He stood with his great bow, red as blood, its wings flaring wide, and nocked an arrow.
The king laughed and rubbed forefinger against thumb, the sign for “trade.” He pointed to Dval.
Avahn did not know whether her father was offering to buy the boy, or to spare his life for a price.
To Dval, it was the worst of insults. The folk of the Woguld did not trade in slaves.
Every man served his clan. The warlord up above them was his uncle, and Dval felt certain that his uncle would order his men to waylay these barbarians.
Instead, his uncle drew the bow and fired.
The arrow sped toward them, and Dval thought, “He will kill their king!”
Yet even as the thought came, he realized that the arrow was winging toward him. A flash to his side, a heavy thud—and Dval went flying from harm’s way, his face skidding into the leaves. The girl Avahn had shoved him, thrown him to the ground as the arrow whistled past.
Now she sat, holding her arm. Blood flowed from between her fingers, down her shoulder.
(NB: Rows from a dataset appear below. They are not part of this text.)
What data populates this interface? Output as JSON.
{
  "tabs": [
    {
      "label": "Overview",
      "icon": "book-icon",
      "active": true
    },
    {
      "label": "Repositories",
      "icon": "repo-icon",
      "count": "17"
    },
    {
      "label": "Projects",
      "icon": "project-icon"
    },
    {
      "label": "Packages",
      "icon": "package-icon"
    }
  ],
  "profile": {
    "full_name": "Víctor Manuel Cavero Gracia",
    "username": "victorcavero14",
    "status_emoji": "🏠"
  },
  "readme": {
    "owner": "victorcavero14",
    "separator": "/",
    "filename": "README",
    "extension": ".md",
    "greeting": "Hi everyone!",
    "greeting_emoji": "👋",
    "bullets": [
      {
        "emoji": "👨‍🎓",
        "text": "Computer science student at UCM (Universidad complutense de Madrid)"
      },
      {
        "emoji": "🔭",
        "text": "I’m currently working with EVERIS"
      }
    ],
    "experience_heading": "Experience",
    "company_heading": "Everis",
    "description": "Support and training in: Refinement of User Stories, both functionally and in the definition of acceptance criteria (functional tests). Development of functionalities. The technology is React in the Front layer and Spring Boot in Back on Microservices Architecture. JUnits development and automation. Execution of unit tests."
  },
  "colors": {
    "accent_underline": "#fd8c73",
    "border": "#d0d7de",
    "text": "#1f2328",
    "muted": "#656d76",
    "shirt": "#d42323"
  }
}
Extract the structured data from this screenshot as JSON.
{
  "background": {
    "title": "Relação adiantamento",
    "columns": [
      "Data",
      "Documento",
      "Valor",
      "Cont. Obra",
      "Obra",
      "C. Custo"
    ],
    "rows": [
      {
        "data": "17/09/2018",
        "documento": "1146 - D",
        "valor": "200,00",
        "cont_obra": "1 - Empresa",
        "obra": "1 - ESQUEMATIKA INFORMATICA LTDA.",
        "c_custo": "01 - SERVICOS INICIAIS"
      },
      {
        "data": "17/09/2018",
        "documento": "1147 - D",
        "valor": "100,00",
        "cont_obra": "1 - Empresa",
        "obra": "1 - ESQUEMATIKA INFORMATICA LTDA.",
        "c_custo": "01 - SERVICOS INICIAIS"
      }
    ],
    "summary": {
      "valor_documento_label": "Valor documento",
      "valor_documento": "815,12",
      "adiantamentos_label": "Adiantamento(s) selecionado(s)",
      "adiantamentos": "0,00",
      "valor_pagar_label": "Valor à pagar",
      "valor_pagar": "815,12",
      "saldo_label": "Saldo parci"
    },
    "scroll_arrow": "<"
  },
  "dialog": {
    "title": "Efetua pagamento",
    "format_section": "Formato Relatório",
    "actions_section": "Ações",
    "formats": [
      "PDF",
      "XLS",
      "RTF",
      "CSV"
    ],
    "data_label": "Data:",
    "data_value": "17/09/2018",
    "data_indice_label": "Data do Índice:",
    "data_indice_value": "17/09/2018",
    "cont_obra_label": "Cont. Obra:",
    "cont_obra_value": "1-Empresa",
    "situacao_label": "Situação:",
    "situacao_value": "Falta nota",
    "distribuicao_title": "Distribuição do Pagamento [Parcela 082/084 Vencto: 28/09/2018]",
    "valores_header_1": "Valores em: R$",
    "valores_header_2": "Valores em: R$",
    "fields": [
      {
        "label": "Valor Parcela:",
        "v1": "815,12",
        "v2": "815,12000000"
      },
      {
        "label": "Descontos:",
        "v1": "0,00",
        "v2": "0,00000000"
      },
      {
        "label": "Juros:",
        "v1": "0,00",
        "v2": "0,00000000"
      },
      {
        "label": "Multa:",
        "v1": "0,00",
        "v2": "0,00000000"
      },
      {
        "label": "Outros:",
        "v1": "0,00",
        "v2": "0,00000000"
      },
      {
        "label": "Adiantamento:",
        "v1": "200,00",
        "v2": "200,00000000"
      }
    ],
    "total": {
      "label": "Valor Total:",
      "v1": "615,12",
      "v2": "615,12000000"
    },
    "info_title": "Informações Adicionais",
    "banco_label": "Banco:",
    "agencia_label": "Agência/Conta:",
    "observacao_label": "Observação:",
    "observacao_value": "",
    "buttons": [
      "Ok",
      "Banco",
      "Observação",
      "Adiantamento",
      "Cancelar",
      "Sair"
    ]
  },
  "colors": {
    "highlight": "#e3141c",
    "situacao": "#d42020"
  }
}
His uncle’s arrow had lightly kissed her flesh.
Dval’s uncle called out, “Dval, what kind of fool are you? Do we not have enough enemies? You must save one?” Always that tone. “The friend of my enemy,” the uncle roared, “is my enemy!”
His uncle spat, turned, and strode into the stark shadows under the trees.
For a second, Dval knew the sorrow of one who has been dispossessed.
Yet Dval watched his uncle, and did not know who was more a barbarian—his uncle, the northerners around him, or Dval himself.
Perhaps we are all barbarians, Dval thought, struggling to be human.
Only one person here seemed truly human—the child Avahn, who crouched stoically, holding her wound.
After that, no one threatened to kill Dval. Apparently now that he was cast out from the Woguld, his death sentence was rescinded. By trying to kill him, his uncle had saved his life.
The soldiers gathered their dead in silence and rode down from the mountains into the forbidden realm.
Avahn took Dval’s hand. Together they rode down to the sprawling rat-infested cities of Mystarria, to her home at the Courts of Tide, where the war fires of the Toth still burned.